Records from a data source
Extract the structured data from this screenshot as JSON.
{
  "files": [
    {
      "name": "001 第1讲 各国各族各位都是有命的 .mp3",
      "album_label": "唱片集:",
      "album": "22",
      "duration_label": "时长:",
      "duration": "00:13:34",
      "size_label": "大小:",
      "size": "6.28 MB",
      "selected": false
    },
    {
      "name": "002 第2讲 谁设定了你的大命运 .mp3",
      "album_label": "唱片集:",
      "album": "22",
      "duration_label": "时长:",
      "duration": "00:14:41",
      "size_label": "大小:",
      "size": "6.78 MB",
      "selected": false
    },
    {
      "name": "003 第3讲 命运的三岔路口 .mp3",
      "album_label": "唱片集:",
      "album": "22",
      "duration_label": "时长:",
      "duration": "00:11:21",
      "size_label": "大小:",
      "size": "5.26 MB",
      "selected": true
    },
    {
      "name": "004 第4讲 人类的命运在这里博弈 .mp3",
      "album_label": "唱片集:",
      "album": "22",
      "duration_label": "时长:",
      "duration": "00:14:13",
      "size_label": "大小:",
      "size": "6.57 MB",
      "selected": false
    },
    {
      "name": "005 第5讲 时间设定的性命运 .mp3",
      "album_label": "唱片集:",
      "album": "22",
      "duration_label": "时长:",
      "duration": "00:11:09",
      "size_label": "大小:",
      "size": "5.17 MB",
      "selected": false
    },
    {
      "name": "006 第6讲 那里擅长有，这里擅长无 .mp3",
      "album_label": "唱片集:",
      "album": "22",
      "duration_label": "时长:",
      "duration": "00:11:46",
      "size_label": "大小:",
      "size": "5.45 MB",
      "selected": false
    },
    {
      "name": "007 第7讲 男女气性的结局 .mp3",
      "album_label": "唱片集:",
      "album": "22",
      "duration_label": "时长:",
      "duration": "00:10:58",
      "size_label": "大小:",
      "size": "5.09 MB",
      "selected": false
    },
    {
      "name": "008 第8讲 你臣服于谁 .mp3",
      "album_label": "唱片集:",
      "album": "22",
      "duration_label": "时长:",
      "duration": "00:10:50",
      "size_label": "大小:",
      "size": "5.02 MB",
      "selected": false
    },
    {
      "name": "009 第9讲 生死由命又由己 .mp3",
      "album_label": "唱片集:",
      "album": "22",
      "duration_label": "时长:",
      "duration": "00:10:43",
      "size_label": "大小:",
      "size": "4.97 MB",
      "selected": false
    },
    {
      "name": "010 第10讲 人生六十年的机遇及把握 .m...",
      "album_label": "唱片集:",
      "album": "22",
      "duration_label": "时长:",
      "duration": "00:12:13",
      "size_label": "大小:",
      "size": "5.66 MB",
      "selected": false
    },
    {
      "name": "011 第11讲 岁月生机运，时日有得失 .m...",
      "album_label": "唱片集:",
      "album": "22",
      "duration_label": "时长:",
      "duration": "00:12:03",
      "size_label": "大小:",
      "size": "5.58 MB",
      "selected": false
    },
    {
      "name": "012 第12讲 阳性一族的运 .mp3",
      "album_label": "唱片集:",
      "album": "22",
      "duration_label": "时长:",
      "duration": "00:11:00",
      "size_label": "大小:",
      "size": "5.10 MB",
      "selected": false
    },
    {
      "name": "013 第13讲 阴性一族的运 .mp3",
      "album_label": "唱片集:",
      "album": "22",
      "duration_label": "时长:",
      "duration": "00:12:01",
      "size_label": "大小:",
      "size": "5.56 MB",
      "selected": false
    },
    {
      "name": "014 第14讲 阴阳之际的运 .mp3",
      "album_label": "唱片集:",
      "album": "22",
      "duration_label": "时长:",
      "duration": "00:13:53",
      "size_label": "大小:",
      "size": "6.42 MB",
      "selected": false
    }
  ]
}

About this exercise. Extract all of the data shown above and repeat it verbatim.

Exercise result.
Extract the structured data from this screenshot as JSON.
{
  "files": [
    {
      "name": "001 第1讲 各国各族各位都是有命的 .mp3",
      "album_label": "唱片集:",
      "album": "22",
      "duration_label": "时长:",
      "duration": "00:13:34",
      "size_label": "大小:",
      "size": "6.28 MB",
      "selected": false
    },
    {
      "name": "002 第2讲 谁设定了你的大命运 .mp3",
      "album_label": "唱片集:",
      "album": "22",
      "duration_label": "时长:",
      "duration": "00:14:41",
      "size_label": "大小:",
      "size": "6.78 MB",
      "selected": false
    },
    {
      "name": "003 第3讲 命运的三岔路口 .mp3",
      "album_label": "唱片集:",
      "album": "22",
      "duration_label": "时长:",
      "duration": "00:11:21",
      "size_label": "大小:",
      "size": "5.26 MB",
      "selected": true
    },
    {
      "name": "004 第4讲 人类的命运在这里博弈 .mp3",
      "album_label": "唱片集:",
      "album": "22",
      "duration_label": "时长:",
      "duration": "00:14:13",
      "size_label": "大小:",
      "size": "6.57 MB",
      "selected": false
    },
    {
      "name": "005 第5讲 时间设定的性命运 .mp3",
      "album_label": "唱片集:",
      "album": "22",
      "duration_label": "时长:",
      "duration": "00:11:09",
      "size_label": "大小:",
      "size": "5.17 MB",
      "selected": false
    },
    {
      "name": "006 第6讲 那里擅长有，这里擅长无 .mp3",
      "album_label": "唱片集:",
      "album": "22",
      "duration_label": "时长:",
      "duration": "00:11:46",
      "size_label": "大小:",
      "size": "5.45 MB",
      "selected": false
    },
    {
      "name": "007 第7讲 男女气性的结局 .mp3",
      "album_label": "唱片集:",
      "album": "22",
      "duration_label": "时长:",
      "duration": "00:10:58",
      "size_label": "大小:",
      "size": "5.09 MB",
      "selected": false
    },
    {
      "name": "008 第8讲 你臣服于谁 .mp3",
      "album_label": "唱片集:",
      "album": "22",
      "duration_label": "时长:",
      "duration": "00:10:50",
      "size_label": "大小:",
      "size": "5.02 MB",
      "selected": false
    },
    {
      "name": "009 第9讲 生死由命又由己 .mp3",
      "album_label": "唱片集:",
      "album": "22",
      "duration_label": "时长:",
      "duration": "00:10:43",
      "size_label": "大小:",
      "size": "4.97 MB",
      "selected": false
    },
    {
      "name": "010 第10讲 人生六十年的机遇及把握 .m...",
      "album_label": "唱片集:",
      "album": "22",
      "duration_label": "时长:",
      "duration": "00:12:13",
      "size_label": "大小:",
      "size": "5.66 MB",
      "selected": false
    },
    {
      "name": "011 第11讲 岁月生机运，时日有得失 .m...",
      "album_label": "唱片集:",
      "album": "22",
      "duration_label": "时长:",
      "duration": "00:12:03",
      "size_label": "大小:",
      "size": "5.58 MB",
      "selected": false
    },
    {
      "name": "012 第12讲 阳性一族的运 .mp3",
      "album_label": "唱片集:",
      "album": "22",
      "duration_label": "时长:",
      "duration": "00:11:00",
      "size_label": "大小:",
      "size": "5.10 MB",
      "selected": false
    },
    {
      "name": "013 第13讲 阴性一族的运 .mp3",
      "album_label": "唱片集:",
      "album": "22",
      "duration_label": "时长:",
      "duration": "00:12:01",
      "size_label": "大小:",
      "size": "5.56 MB",
      "selected": false
    },
    {
      "name": "014 第14讲 阴阳之际的运 .mp3",
      "album_label": "唱片集:",
      "album": "22",
      "duration_label": "时长:",
      "duration": "00:13:53",
      "size_label": "大小:",
      "size": "6.42 MB",
      "selected": false
    }
  ]
}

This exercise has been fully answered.